Yeah so, earlier today on NPR, Diane Rehm interviewed author Peggy Orenstein about her new book, Cinderella Ate My Daughter: Dispatches from the Front Lines of the New Girlie-Girl Culture.
When I heard the title, I almost ran my car off the road.
I can’t say anything about the book because I haven’t read it; what intrigued me was the discussion they had about some of the negative effects of the “hyper-feminine, commercialized world of young girls,” (New York Times). It sort of validated every suspicion I’ve ever had.
A lot of parents called in to talk about how they were hesitant to encourage what I’ll call “overly princessy” behavior in their little girls. One mom even said she refused to let her 8-year-old attend a spa/makeover-themed birthday party.
Stating the obvious:
- Girls can be pressured to grow up too quickly.

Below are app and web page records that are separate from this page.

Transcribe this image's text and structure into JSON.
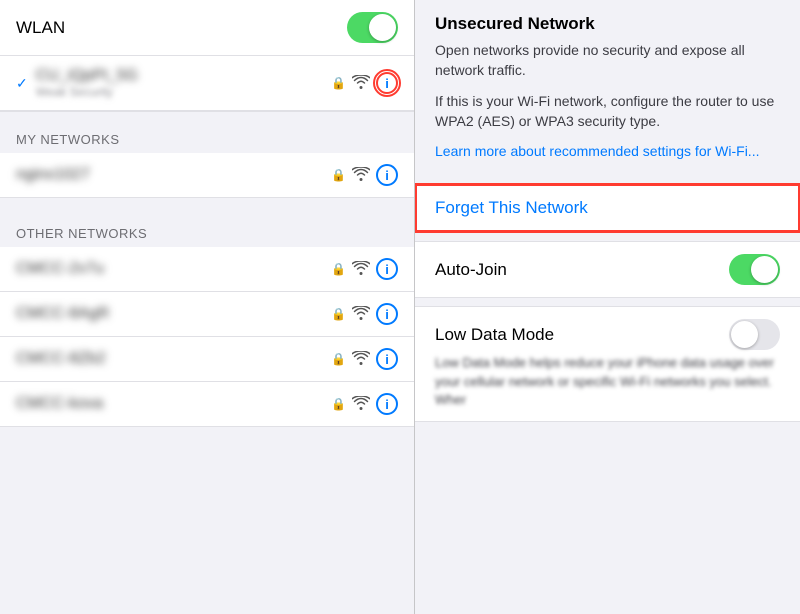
{
  "left": {
    "wlan_label": "WLAN",
    "current_network": {
      "name": "CU_iQpPt_5G",
      "sub": "Weak Security",
      "blurred": true
    },
    "my_networks_header": "MY NETWORKS",
    "my_networks": [
      {
        "name": "nginx1027",
        "blurred": true
      }
    ],
    "other_networks_header": "OTHER NETWORKS",
    "other_networks": [
      {
        "name": "CMCC-2v7u",
        "blurred": true
      },
      {
        "name": "CMCC-8AgR",
        "blurred": true
      },
      {
        "name": "CMCC-8Zb2",
        "blurred": true
      },
      {
        "name": "CMCC-kova",
        "blurred": true
      }
    ]
  },
  "right": {
    "title": "Unsecured Network",
    "description1": "Open networks provide no security and expose all network traffic.",
    "description2": "If this is your Wi-Fi network, configure the router to use WPA2 (AES) or WPA3 security type.",
    "link": "Learn more about recommended settings for Wi-Fi...",
    "forget_label": "Forget This Network",
    "auto_join_label": "Auto-Join",
    "low_data_label": "Low Data Mode",
    "low_data_desc": "Low Data Mode helps reduce your iPhone data usage over your cellular network or specific Wi-Fi networks you select. Wher"
  }
}
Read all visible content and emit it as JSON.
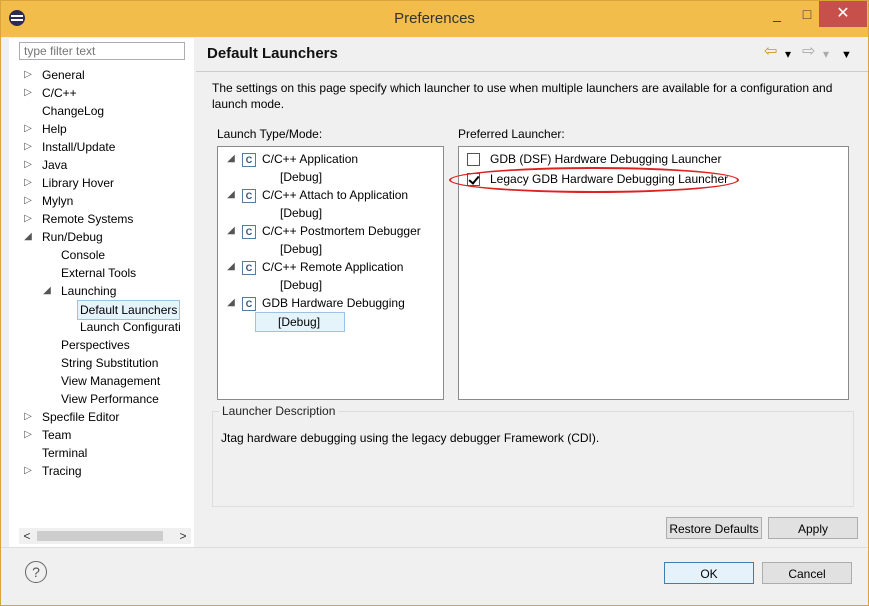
{
  "window": {
    "title": "Preferences",
    "min_label": "_",
    "max_label": "□",
    "close_label": "✕"
  },
  "left": {
    "filter_placeholder": "type filter text",
    "tree": [
      {
        "label": "General",
        "indent": 0,
        "twisty": "▷"
      },
      {
        "label": "C/C++",
        "indent": 0,
        "twisty": "▷"
      },
      {
        "label": "ChangeLog",
        "indent": 0,
        "twisty": ""
      },
      {
        "label": "Help",
        "indent": 0,
        "twisty": "▷"
      },
      {
        "label": "Install/Update",
        "indent": 0,
        "twisty": "▷"
      },
      {
        "label": "Java",
        "indent": 0,
        "twisty": "▷"
      },
      {
        "label": "Library Hover",
        "indent": 0,
        "twisty": "▷"
      },
      {
        "label": "Mylyn",
        "indent": 0,
        "twisty": "▷"
      },
      {
        "label": "Remote Systems",
        "indent": 0,
        "twisty": "▷"
      },
      {
        "label": "Run/Debug",
        "indent": 0,
        "twisty": "◢"
      },
      {
        "label": "Console",
        "indent": 1,
        "twisty": ""
      },
      {
        "label": "External Tools",
        "indent": 1,
        "twisty": ""
      },
      {
        "label": "Launching",
        "indent": 1,
        "twisty": "◢"
      },
      {
        "label": "Default Launchers",
        "indent": 2,
        "twisty": "",
        "selected": true
      },
      {
        "label": "Launch Configurati",
        "indent": 2,
        "twisty": ""
      },
      {
        "label": "Perspectives",
        "indent": 1,
        "twisty": ""
      },
      {
        "label": "String Substitution",
        "indent": 1,
        "twisty": ""
      },
      {
        "label": "View Management",
        "indent": 1,
        "twisty": ""
      },
      {
        "label": "View Performance",
        "indent": 1,
        "twisty": ""
      },
      {
        "label": "Specfile Editor",
        "indent": 0,
        "twisty": "▷"
      },
      {
        "label": "Team",
        "indent": 0,
        "twisty": "▷"
      },
      {
        "label": "Terminal",
        "indent": 0,
        "twisty": ""
      },
      {
        "label": "Tracing",
        "indent": 0,
        "twisty": "▷"
      }
    ]
  },
  "page": {
    "title": "Default Launchers",
    "description": "The settings on this page specify which launcher to use when multiple launchers are available for a configuration and launch mode.",
    "launch_type_label": "Launch Type/Mode:",
    "launch_types": [
      {
        "name": "C/C++ Application",
        "mode": "[Debug]"
      },
      {
        "name": "C/C++ Attach to Application",
        "mode": "[Debug]"
      },
      {
        "name": "C/C++ Postmortem Debugger",
        "mode": "[Debug]"
      },
      {
        "name": "C/C++ Remote Application",
        "mode": "[Debug]"
      },
      {
        "name": "GDB Hardware Debugging",
        "mode": "[Debug]",
        "mode_selected": true
      }
    ],
    "preferred_label": "Preferred Launcher:",
    "launchers": [
      {
        "name": "GDB (DSF) Hardware Debugging Launcher",
        "checked": false
      },
      {
        "name": "Legacy GDB Hardware Debugging Launcher",
        "checked": true
      }
    ],
    "desc_group_title": "Launcher Description",
    "desc_text": "Jtag hardware debugging using the legacy debugger Framework (CDI).",
    "restore_defaults": "Restore Defaults",
    "apply": "Apply"
  },
  "footer": {
    "help": "?",
    "ok": "OK",
    "cancel": "Cancel"
  },
  "icons": {
    "back": "⇦",
    "forward": "⇨",
    "dropdown": "▾",
    "menu": "▼",
    "launch": "C",
    "scroll_left": "<",
    "scroll_right": ">"
  },
  "colors": {
    "titlebar": "#f3bd4c",
    "close": "#c7504a",
    "annotation": "#dd2222"
  }
}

- There are not many options out there for little girls who don’t want to wear pink. The author noted there are currently 26,000 Disney Princess items on the market; in 2009, Princess products generated sales of $4 billion.
- All pink, all princess, all the time, can alienate girls from boys their age, and girls who have no interaction with boys when they are very young are more likely to have unhealthy relationships with men as adults (so the author stated).
- The whole princess/pink thing is a marketing tool and should not be taken seriously by anyone.
Before you go all I-am-a-princess-and-there’s-nothing-wrong-with-that on me, I am not bashing any little girl who wants to wear pink and be a princess; I’m just saying there needs to be a balance. As Orenstein said, it’s not one thing or another, but the cumulative effects one should be mindful of.
Was I ever a princess for Halloween? Sure. Was I also a car-wreck victim? You betcha. Did I play with dolls? Yes I did. Did I also play “My Little Pony Burn Unit” with the neighbor boy? Hell yeah.
I also think – and this is just my opinion, not something from the show – that the princess mentality contributes to the misconception that every story has a happy ending. I think it also creates a false sense of entitlement and an attitude of “me, me, me.”
My advice? Take that Barbie doll and set it on fire.
Somewhat related: I encourage you all to read Carl Hiaasen’s Team Rodent: How Disney Devours the World; about the relentless success of the Disney machine to gobble up real estate and natural resources, control the press and manipulate local government.